People ask: “What is it like to be back in the USA?” “How has your time in the States been?” “What do you miss most from US when you are away?”
Often times I resort to a 30 second, surface answer. Although that quick answer is true, I avoid the deep tension I feel. I think either: people don’t want to listen to that story, or friends/family don’t want to take the time to understand the complexities.
My excuses are selling both parties short.
In a conversation with a friend, and in another conversation with my sister, I was reminded that the tension in transition is universal…At the very least, Millennial:)
So here are some wrestlings with transition. In hopes that sharing them will be unifying, and honest, and cathartic:
- How do I fully engage in relationships when we both know I’m leaving? Diving deep into relationships is a JOYFUL thing! I thrive where I am, mostly because of the connections I have, or am developing, with people. However, the deeper we get into each other’s lives, the more painful the leaving; the more painful to move on without you.

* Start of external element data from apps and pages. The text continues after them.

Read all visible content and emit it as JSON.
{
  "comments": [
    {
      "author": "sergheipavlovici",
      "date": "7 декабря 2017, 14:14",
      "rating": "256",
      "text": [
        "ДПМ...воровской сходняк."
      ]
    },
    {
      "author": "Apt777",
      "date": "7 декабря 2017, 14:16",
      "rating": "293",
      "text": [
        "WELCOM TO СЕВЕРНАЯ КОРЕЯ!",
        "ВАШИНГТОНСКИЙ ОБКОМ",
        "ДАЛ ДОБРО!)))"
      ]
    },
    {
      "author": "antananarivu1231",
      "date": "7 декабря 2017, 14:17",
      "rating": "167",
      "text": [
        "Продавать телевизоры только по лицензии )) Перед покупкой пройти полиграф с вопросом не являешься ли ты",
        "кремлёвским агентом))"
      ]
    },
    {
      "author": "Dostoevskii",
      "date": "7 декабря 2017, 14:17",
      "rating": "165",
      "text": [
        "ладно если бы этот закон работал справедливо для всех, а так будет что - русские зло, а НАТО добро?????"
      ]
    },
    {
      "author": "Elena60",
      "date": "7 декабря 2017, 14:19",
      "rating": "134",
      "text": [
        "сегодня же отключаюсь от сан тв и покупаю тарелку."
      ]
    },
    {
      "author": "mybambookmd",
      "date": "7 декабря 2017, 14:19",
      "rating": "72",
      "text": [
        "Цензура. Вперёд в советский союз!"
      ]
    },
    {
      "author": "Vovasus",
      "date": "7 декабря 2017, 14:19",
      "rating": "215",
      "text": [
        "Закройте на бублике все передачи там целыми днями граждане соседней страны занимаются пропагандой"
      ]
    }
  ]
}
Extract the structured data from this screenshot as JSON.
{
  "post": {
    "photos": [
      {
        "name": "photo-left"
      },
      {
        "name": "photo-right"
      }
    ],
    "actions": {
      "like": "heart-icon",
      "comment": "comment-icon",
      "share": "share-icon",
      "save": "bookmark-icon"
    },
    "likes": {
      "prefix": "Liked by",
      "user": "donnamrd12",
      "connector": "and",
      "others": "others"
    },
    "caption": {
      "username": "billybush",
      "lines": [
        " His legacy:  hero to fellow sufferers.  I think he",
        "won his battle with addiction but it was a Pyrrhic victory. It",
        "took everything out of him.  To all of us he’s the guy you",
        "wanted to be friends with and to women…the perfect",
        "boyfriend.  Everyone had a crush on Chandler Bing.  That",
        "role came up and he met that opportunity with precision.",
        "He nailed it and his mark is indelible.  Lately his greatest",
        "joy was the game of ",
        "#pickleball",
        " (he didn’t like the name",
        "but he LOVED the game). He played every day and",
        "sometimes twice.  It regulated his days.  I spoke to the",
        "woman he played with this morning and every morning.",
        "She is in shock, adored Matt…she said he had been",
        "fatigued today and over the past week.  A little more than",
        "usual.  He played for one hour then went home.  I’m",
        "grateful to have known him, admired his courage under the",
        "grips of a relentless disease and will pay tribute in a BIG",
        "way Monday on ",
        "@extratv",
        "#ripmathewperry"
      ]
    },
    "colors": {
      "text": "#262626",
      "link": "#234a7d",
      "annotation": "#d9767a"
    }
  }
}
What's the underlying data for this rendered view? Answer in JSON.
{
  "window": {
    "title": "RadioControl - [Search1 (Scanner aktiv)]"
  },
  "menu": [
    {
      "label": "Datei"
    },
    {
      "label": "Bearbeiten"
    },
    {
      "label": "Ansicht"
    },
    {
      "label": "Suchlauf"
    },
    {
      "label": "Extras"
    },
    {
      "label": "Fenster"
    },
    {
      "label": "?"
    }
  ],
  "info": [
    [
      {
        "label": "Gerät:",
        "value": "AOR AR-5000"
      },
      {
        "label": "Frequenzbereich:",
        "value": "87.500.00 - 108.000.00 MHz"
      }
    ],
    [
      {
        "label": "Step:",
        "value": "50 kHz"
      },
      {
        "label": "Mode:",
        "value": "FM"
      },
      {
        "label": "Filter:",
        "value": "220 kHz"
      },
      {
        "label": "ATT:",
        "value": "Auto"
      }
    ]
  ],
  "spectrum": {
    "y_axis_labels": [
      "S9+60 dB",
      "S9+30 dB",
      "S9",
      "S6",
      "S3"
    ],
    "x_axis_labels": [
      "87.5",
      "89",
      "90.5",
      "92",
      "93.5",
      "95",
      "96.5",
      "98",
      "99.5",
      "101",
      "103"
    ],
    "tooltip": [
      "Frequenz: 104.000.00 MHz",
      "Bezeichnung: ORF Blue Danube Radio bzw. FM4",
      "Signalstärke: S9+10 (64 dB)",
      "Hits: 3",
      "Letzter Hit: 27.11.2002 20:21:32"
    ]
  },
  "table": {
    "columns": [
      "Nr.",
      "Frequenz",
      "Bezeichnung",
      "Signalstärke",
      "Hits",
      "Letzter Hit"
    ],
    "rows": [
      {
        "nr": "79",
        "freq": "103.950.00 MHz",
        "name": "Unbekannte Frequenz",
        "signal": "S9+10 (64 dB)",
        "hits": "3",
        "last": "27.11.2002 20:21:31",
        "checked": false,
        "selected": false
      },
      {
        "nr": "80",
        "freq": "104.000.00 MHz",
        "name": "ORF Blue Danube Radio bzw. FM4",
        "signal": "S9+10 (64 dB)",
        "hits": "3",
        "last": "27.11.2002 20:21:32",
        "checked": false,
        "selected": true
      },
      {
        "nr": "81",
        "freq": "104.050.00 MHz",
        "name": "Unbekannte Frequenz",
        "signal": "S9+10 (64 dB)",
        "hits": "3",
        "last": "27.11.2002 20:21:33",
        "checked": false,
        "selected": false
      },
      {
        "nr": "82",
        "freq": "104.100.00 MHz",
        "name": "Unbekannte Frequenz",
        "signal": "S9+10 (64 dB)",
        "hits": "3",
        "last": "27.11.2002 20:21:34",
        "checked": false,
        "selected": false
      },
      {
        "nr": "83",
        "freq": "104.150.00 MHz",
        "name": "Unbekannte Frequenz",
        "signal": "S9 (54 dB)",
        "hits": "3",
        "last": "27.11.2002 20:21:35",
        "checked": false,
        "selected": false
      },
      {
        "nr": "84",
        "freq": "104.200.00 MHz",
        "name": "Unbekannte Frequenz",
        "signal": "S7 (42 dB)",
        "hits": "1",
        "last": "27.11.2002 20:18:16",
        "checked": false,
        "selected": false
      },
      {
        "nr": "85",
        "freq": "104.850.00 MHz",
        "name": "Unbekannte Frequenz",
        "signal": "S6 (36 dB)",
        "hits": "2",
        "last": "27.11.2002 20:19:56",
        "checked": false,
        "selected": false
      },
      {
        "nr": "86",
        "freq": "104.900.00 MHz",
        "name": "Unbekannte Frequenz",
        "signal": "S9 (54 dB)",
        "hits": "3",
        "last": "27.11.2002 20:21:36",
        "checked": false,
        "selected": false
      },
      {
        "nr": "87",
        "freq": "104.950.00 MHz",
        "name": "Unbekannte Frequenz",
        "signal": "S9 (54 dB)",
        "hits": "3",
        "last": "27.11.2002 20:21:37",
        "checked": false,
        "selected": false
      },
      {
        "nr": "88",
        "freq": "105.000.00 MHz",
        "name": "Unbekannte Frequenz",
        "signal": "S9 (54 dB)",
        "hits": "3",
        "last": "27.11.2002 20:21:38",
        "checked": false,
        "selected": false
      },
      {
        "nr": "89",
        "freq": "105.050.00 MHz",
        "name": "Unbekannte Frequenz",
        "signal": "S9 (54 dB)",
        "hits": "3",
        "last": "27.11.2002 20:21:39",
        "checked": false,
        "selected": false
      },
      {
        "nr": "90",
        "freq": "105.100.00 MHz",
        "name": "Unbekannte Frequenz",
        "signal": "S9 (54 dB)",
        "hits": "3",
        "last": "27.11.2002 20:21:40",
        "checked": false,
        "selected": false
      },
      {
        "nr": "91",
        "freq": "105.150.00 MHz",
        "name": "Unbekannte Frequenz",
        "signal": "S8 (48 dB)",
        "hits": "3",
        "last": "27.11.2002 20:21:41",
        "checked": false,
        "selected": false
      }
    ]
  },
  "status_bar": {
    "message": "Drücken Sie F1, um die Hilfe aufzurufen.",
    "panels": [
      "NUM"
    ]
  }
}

- Being Present. What a double-edged sward! I am habitually engrossed in the place where I am…in this moment. Yes, it can be a gift, wielded to easily establish new roots and norms! It also leaves people and places behind. Those I am not with, can feel forgotten.
- Each time I give of myself, to a place/people, there is a cost. When transitions(leaving) occurs, the weight of that cost is grieving. Although I “pay for the cost” in grieving, I ultimately gain a treasure. The treasure is: a new friend, a deeper foundation, a better friend, a million memories. I’ve counted up the cost, and giving myself to relationships, no matter how long or short, is worth it.
- I am made of: dozens of countries, a few languages, hundreds of ethnic foods, a global community of friends, at least 3 homes, and other things
- I must grieve my losses well. If I do not, how will there be room to receive the next wave of blessings, friendships, experiences?